Sure, in some people’s vision of an ideal world, lawyers will disclose every contact they have with opposing counsel. But that doesn’t happen in practice, and it would be impractical to carry it out effectively. The bulk of what I know about my opposing counsel in a current case I learned during other cases, which means that information is presumptive confidential as a result of my duties to my prior clients — and, more to the point, the vast majority of relationships among opposing counsel do little to alter the situation. There are no “implications” of the relationship: I take my duties to my client seriously, as do all of the opposing lawyers I know on a personal level. I would never dream of limiting my advocacy to benefit a close friend, family member, or romantic interest, and I would be insulted and disappointed if any of them ever expected me to do so.

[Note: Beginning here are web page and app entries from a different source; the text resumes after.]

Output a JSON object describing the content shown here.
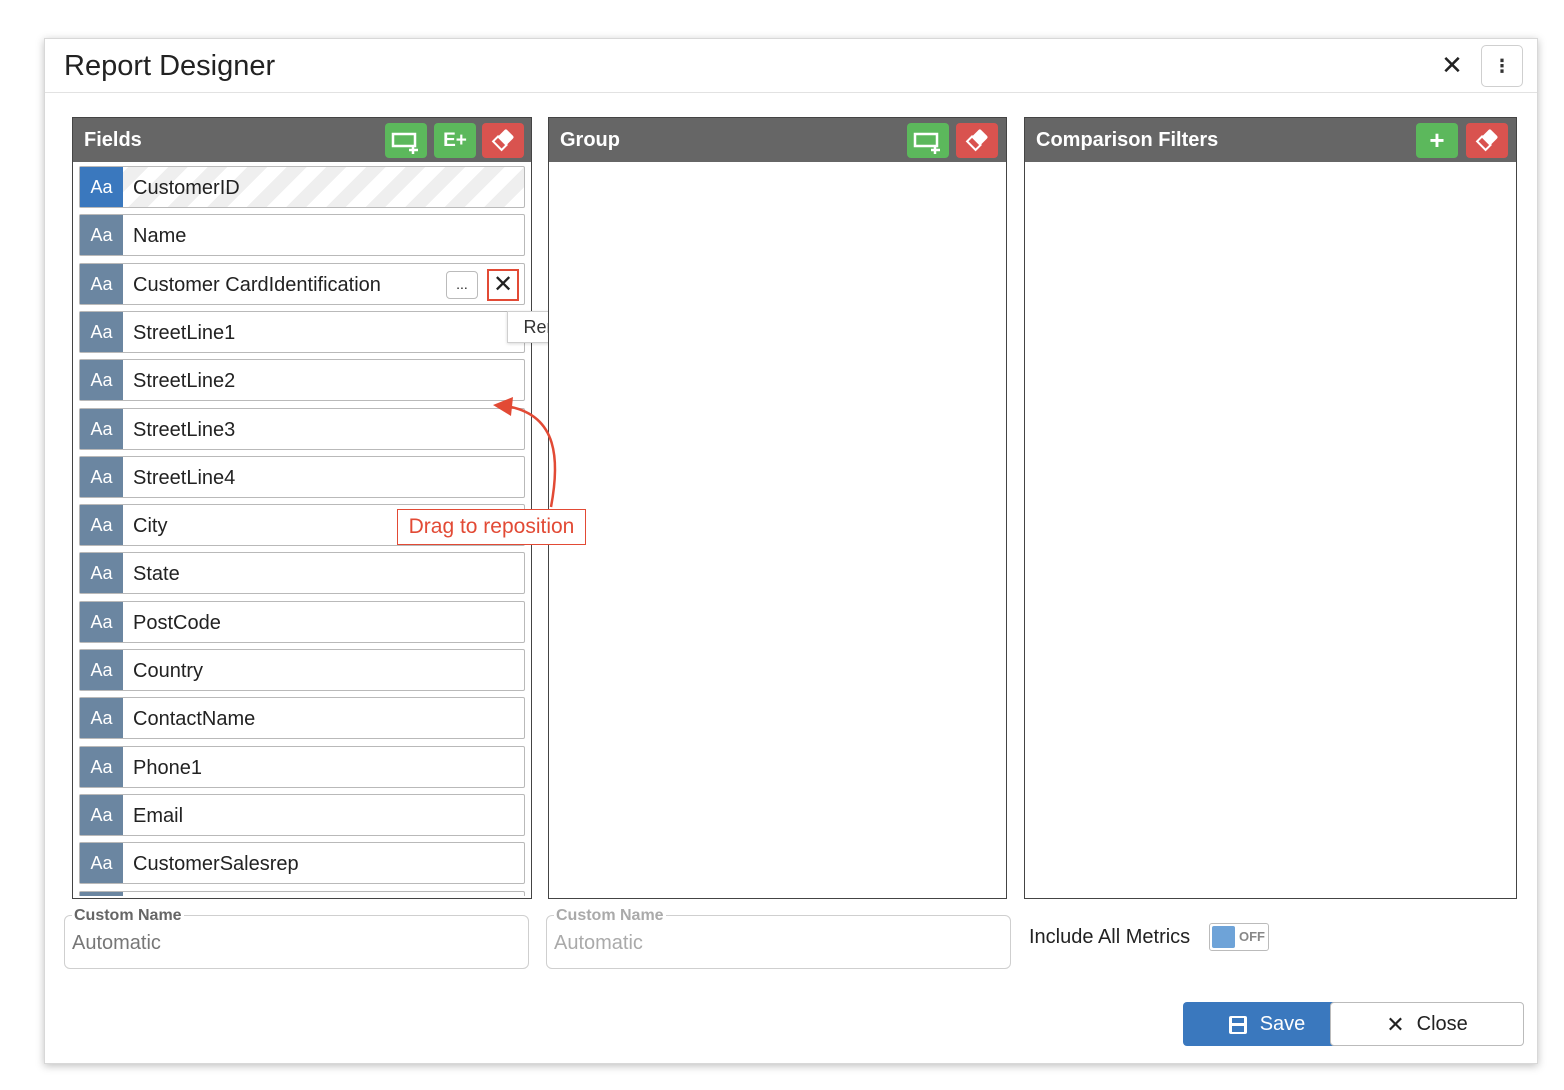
{
  "dialog": {
    "title": "Report Designer",
    "close_glyph": "✕",
    "menu_glyph": "⋮"
  },
  "fields_panel": {
    "title": "Fields",
    "buttons": [
      {
        "icon": "add-field-icon",
        "color": "#5cb85c"
      },
      {
        "icon": "add-expression-icon",
        "label": "E+",
        "color": "#5cb85c"
      },
      {
        "icon": "eraser-icon",
        "color": "#d9534f"
      }
    ],
    "items": [
      {
        "type": "Aa",
        "name": "CustomerID",
        "selected": true
      },
      {
        "type": "Aa",
        "name": "Name"
      },
      {
        "type": "Aa",
        "name": "Customer CardIdentification",
        "hovered": true
      },
      {
        "type": "Aa",
        "name": "StreetLine1"
      },
      {
        "type": "Aa",
        "name": "StreetLine2"
      },
      {
        "type": "Aa",
        "name": "StreetLine3"
      },
      {
        "type": "Aa",
        "name": "StreetLine4"
      },
      {
        "type": "Aa",
        "name": "City"
      },
      {
        "type": "Aa",
        "name": "State"
      },
      {
        "type": "Aa",
        "name": "PostCode"
      },
      {
        "type": "Aa",
        "name": "Country"
      },
      {
        "type": "Aa",
        "name": "ContactName"
      },
      {
        "type": "Aa",
        "name": "Phone1"
      },
      {
        "type": "Aa",
        "name": "Email"
      },
      {
        "type": "Aa",
        "name": "CustomerSalesrep"
      }
    ],
    "more_label": "...",
    "remove_glyph": "✕",
    "tooltip": "Remove the field"
  },
  "group_panel": {
    "title": "Group",
    "buttons": [
      {
        "icon": "add-group-icon",
        "color": "#5cb85c"
      },
      {
        "icon": "eraser-icon",
        "color": "#d9534f"
      }
    ]
  },
  "filters_panel": {
    "title": "Comparison Filters",
    "buttons": [
      {
        "icon": "plus-icon",
        "label": "+",
        "color": "#5cb85c"
      },
      {
        "icon": "eraser-icon",
        "color": "#d9534f"
      }
    ]
  },
  "annotation": {
    "drag_label": "Drag  to reposition",
    "color": "#e24a35"
  },
  "fields_custom_name": {
    "legend": "Custom Name",
    "value": "Automatic"
  },
  "group_custom_name": {
    "legend": "Custom Name",
    "value": "Automatic"
  },
  "metrics": {
    "label": "Include All Metrics",
    "toggle_state": "OFF"
  },
  "footer": {
    "save_label": "Save",
    "close_label": "Close",
    "close_glyph": "✕"
  }
}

Then again, were I the client, I’d certainly like to know if the judge and the prosecutor were having an affair (though that apparently was just fine in Texas), and “disclosure (preferably in writing) of family and other relationships, however attenuated, is always the better course even in situations where it seemingly is not required by [the rules]” is perfectly good advice. Whatever the rules require (the Bar advisory opinions I’ve seen usually worry about a real adverse financial interest due to marriage), you have the general duty to put the client first and foremost.
You obviously don’t have to tell the client if you once grabbed lunch with opposing counsel, while you obviously do have to tell the client you’re married to opposing counsel. I don’t think anyone believed otherwise. In my humble opinion, the best guide for when you have to disclose is found a little bit higher up the page on those ABA Model Rule comments:
Even where there is no direct adverseness, a conflict of interest exists if there is a significant risk that a lawyer’s ability to consider, recommend or carry out an appropriate course of action for the client will be materially limited as a result of the lawyer’s other responsibilities or interests.
That, to me, is where the analysis begins. At what point do you believe a court would seriously question your ability to represent your client? Asking her out for lunch or having dinner with her shouldn’t change that, not if you took your duty to be a zealous advocate seriously in the first place. But at some point, if you have any doubt that a court would say you could fairly carry out your professional duties, then it’s time to either hold off on the relationship, disclose the relationship to the client, or ask someone else (they can be in your firm, romance isn’t imputed to others in the firm) to take over.
The concern is if “love hath made thee a tame snake.” As You Like It, Act 4, Scene 3. If you have any doubt, then there is no doubt: you should disclose it to the client. But you’re not going to run into trouble just for picking up the phone to make a personal call.